Source data:
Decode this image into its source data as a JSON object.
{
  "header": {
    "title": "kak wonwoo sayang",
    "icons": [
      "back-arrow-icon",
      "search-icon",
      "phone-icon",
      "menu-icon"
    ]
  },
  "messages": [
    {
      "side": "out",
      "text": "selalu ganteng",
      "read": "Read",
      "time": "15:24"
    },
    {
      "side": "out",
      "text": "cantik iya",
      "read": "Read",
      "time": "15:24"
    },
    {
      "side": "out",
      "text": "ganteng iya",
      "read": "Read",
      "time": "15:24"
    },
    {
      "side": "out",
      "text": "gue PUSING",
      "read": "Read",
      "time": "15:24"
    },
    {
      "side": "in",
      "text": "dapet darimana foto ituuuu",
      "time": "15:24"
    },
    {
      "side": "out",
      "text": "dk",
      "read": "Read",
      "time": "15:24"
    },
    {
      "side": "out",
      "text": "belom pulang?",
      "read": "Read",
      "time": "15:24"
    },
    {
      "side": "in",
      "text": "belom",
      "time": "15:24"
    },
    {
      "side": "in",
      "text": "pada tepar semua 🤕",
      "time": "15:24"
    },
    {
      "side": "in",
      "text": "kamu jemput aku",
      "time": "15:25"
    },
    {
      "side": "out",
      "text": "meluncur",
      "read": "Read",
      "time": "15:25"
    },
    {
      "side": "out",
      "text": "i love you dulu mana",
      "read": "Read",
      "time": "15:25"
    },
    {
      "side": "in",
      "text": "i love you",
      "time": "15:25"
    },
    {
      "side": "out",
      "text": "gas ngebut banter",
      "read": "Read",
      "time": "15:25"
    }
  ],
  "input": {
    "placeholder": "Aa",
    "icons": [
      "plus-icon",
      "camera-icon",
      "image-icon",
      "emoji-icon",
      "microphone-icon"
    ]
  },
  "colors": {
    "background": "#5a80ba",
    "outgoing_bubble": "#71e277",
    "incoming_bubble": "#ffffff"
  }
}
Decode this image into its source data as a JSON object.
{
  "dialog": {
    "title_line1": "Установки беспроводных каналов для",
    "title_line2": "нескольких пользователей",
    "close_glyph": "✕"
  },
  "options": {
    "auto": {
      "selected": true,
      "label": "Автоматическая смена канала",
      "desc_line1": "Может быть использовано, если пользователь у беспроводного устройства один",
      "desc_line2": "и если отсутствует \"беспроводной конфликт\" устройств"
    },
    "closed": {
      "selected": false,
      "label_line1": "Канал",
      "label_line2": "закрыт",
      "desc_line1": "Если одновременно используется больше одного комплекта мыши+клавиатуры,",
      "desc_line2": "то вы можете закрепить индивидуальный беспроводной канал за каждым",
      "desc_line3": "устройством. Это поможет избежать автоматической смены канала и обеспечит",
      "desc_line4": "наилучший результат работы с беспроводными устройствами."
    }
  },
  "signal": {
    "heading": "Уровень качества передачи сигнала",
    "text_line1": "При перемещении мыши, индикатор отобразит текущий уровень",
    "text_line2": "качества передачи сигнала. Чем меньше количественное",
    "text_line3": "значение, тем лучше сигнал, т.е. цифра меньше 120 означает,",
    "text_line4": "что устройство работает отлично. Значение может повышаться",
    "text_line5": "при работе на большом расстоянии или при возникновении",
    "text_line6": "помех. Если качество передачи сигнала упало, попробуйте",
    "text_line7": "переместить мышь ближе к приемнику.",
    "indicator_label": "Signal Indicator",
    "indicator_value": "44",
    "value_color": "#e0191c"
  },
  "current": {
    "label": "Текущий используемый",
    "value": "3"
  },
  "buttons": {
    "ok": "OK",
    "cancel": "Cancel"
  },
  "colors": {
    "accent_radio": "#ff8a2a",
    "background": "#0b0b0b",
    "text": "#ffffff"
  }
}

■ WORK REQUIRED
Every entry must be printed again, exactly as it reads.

■ ANSWER TO THE PROBLEM
Decode this image into its source data as a JSON object.
{
  "header": {
    "title": "kak wonwoo sayang",
    "icons": [
      "back-arrow-icon",
      "search-icon",
      "phone-icon",
      "menu-icon"
    ]
  },
  "messages": [
    {
      "side": "out",
      "text": "selalu ganteng",
      "read": "Read",
      "time": "15:24"
    },
    {
      "side": "out",
      "text": "cantik iya",
      "read": "Read",
      "time": "15:24"
    },
    {
      "side": "out",
      "text": "ganteng iya",
      "read": "Read",
      "time": "15:24"
    },
    {
      "side": "out",
      "text": "gue PUSING",
      "read": "Read",
      "time": "15:24"
    },
    {
      "side": "in",
      "text": "dapet darimana foto ituuuu",
      "time": "15:24"
    },
    {
      "side": "out",
      "text": "dk",
      "read": "Read",
      "time": "15:24"
    },
    {
      "side": "out",
      "text": "belom pulang?",
      "read": "Read",
      "time": "15:24"
    },
    {
      "side": "in",
      "text": "belom",
      "time": "15:24"
    },
    {
      "side": "in",
      "text": "pada tepar semua 🤕",
      "time": "15:24"
    },
    {
      "side": "in",
      "text": "kamu jemput aku",
      "time": "15:25"
    },
    {
      "side": "out",
      "text": "meluncur",
      "read": "Read",
      "time": "15:25"
    },
    {
      "side": "out",
      "text": "i love you dulu mana",
      "read": "Read",
      "time": "15:25"
    },
    {
      "side": "in",
      "text": "i love you",
      "time": "15:25"
    },
    {
      "side": "out",
      "text": "gas ngebut banter",
      "read": "Read",
      "time": "15:25"
    }
  ],
  "input": {
    "placeholder": "Aa",
    "icons": [
      "plus-icon",
      "camera-icon",
      "image-icon",
      "emoji-icon",
      "microphone-icon"
    ]
  },
  "colors": {
    "background": "#5a80ba",
    "outgoing_bubble": "#71e277",
    "incoming_bubble": "#ffffff"
  }
}
Decode this image into its source data as a JSON object.
{
  "dialog": {
    "title_line1": "Установки беспроводных каналов для",
    "title_line2": "нескольких пользователей",
    "close_glyph": "✕"
  },
  "options": {
    "auto": {
      "selected": true,
      "label": "Автоматическая смена канала",
      "desc_line1": "Может быть использовано, если пользователь у беспроводного устройства один",
      "desc_line2": "и если отсутствует \"беспроводной конфликт\" устройств"
    },
    "closed": {
      "selected": false,
      "label_line1": "Канал",
      "label_line2": "закрыт",
      "desc_line1": "Если одновременно используется больше одного комплекта мыши+клавиатуры,",
      "desc_line2": "то вы можете закрепить индивидуальный беспроводной канал за каждым",
      "desc_line3": "устройством. Это поможет избежать автоматической смены канала и обеспечит",
      "desc_line4": "наилучший результат работы с беспроводными устройствами."
    }
  },
  "signal": {
    "heading": "Уровень качества передачи сигнала",
    "text_line1": "При перемещении мыши, индикатор отобразит текущий уровень",
    "text_line2": "качества передачи сигнала. Чем меньше количественное",
    "text_line3": "значение, тем лучше сигнал, т.е. цифра меньше 120 означает,",
    "text_line4": "что устройство работает отлично. Значение может повышаться",
    "text_line5": "при работе на большом расстоянии или при возникновении",
    "text_line6": "помех. Если качество передачи сигнала упало, попробуйте",
    "text_line7": "переместить мышь ближе к приемнику.",
    "indicator_label": "Signal Indicator",
    "indicator_value": "44",
    "value_color": "#e0191c"
  },
  "current": {
    "label": "Текущий используемый",
    "value": "3"
  },
  "buttons": {
    "ok": "OK",
    "cancel": "Cancel"
  },
  "colors": {
    "accent_radio": "#ff8a2a",
    "background": "#0b0b0b",
    "text": "#ffffff"
  }
}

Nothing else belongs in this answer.